How's this for perfect? 

On this particular play, Foles actually threw a better pass than Wentz did in the first quarter. Now, Foles obviously isn't going to be Wentz, but this pass should at least give fans some confidence. 

And confidence isn't lacking. At an absolutely pivotal moment of the game, Pederson went back to a play that produced an interception the first time. And he went back to it with his backup quarterback who hasn't really played much all season. It was gutsy, it worked out and it shows the head coach's confidence in his new QB.

On Wednesday, Pederson pointed out Foles and Agholor were able to complete this pass after not working together all week or all season. All those reps have been going to Wentz. Now, Foles will get the chance to work with Agholor and the other starters the rest of the way. 

Report: Carson Wentz has surgery on torn left ACL

Report: Carson Wentz has surgery on torn left ACL

Carson Wentz underwent surgery Wednesday on his torn left ACL, according to ESPN’s Chris Mortensen.

The surgery was performed by Dr. James Bradley, a Pittsburgh-based orthopedic knee specialist, per Mortensen.

The typical recovery timetable for an NFL player with a torn ACL is 9-12 months. 

Two days after Wentz suffered the depressing injury in Los Angeles, he was at the Eagles’ practice facility Tuesday helping Nick Foles game plan for the Giants, even though it was the players’ day off (see story).

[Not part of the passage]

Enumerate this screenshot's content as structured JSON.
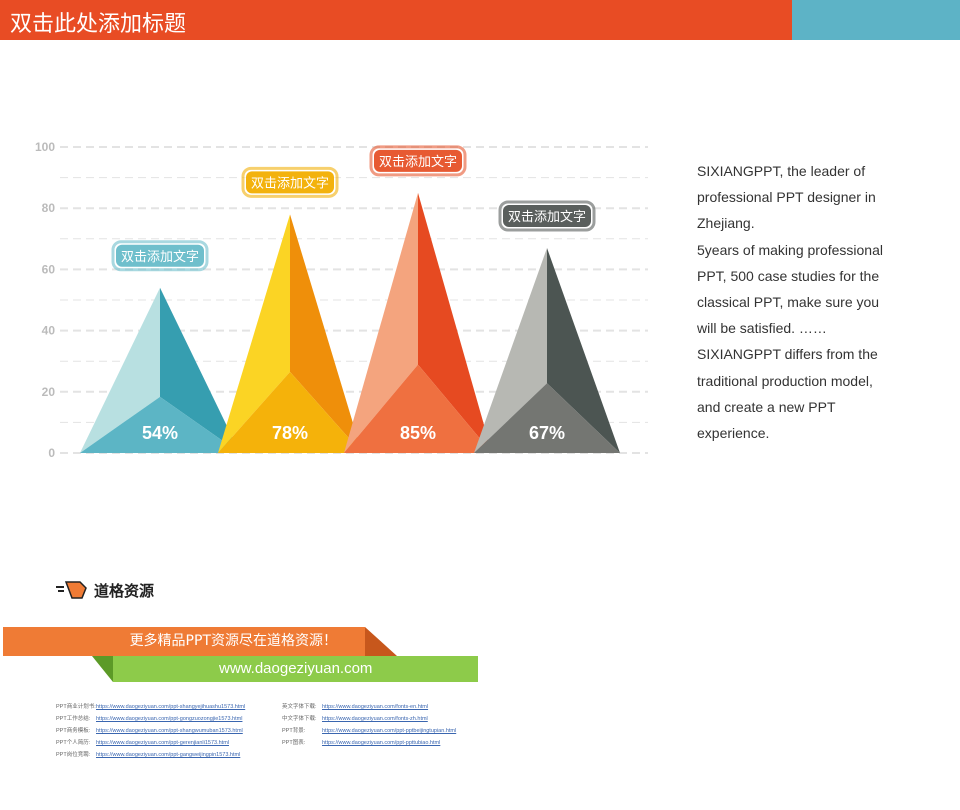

While Wentz recovers, the Eagles anticipate he’ll put on his “coaching hat” and do what he can to assist the offense.